## EXERCISE BRIEF
Output the data below exactly, images excluded.
□ □ □ □ □
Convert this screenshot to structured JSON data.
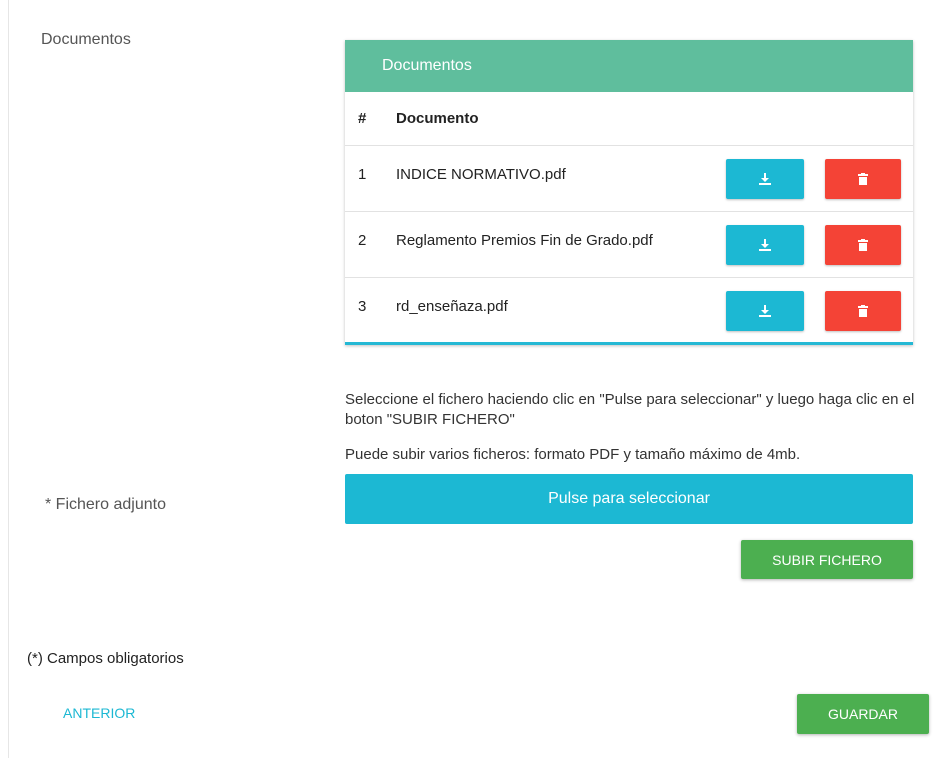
{
  "labels": {
    "documents": "Documentos",
    "file_attached": "* Fichero adjunto",
    "required_note": "(*) Campos obligatorios"
  },
  "table": {
    "title": "Documentos",
    "headers": [
      "#",
      "Documento"
    ],
    "rows": [
      {
        "num": "1",
        "name": "INDICE NORMATIVO.pdf"
      },
      {
        "num": "2",
        "name": "Reglamento Premios Fin de Grado.pdf"
      },
      {
        "num": "3",
        "name": "rd_enseñaza.pdf"
      }
    ]
  },
  "instructions": {
    "line1": "Seleccione el fichero haciendo clic en \"Pulse para seleccionar\" y luego haga clic en el boton \"SUBIR FICHERO\"",
    "line2": "Puede subir varios ficheros: formato PDF y tamaño máximo de 4mb."
  },
  "buttons": {
    "select": "Pulse para seleccionar",
    "upload": "SUBIR FICHERO",
    "previous": "ANTERIOR",
    "save": "GUARDAR"
  },
  "colors": {
    "card_header": "#5fbe9d",
    "download": "#1cb8d3",
    "delete": "#f44336",
    "success": "#4caf50",
    "link": "#1cb8d3"
  },
  "icons": {
    "download": "download-icon",
    "delete": "trash-icon"
  }
}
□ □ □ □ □
## RESULT OF THIS TASK
Convert this screenshot to structured JSON data.
{
  "labels": {
    "documents": "Documentos",
    "file_attached": "* Fichero adjunto",
    "required_note": "(*) Campos obligatorios"
  },
  "table": {
    "title": "Documentos",
    "headers": [
      "#",
      "Documento"
    ],
    "rows": [
      {
        "num": "1",
        "name": "INDICE NORMATIVO.pdf"
      },
      {
        "num": "2",
        "name": "Reglamento Premios Fin de Grado.pdf"
      },
      {
        "num": "3",
        "name": "rd_enseñaza.pdf"
      }
    ]
  },
  "instructions": {
    "line1": "Seleccione el fichero haciendo clic en \"Pulse para seleccionar\" y luego haga clic en el boton \"SUBIR FICHERO\"",
    "line2": "Puede subir varios ficheros: formato PDF y tamaño máximo de 4mb."
  },
  "buttons": {
    "select": "Pulse para seleccionar",
    "upload": "SUBIR FICHERO",
    "previous": "ANTERIOR",
    "save": "GUARDAR"
  },
  "colors": {
    "card_header": "#5fbe9d",
    "download": "#1cb8d3",
    "delete": "#f44336",
    "success": "#4caf50",
    "link": "#1cb8d3"
  },
  "icons": {
    "download": "download-icon",
    "delete": "trash-icon"
  }
}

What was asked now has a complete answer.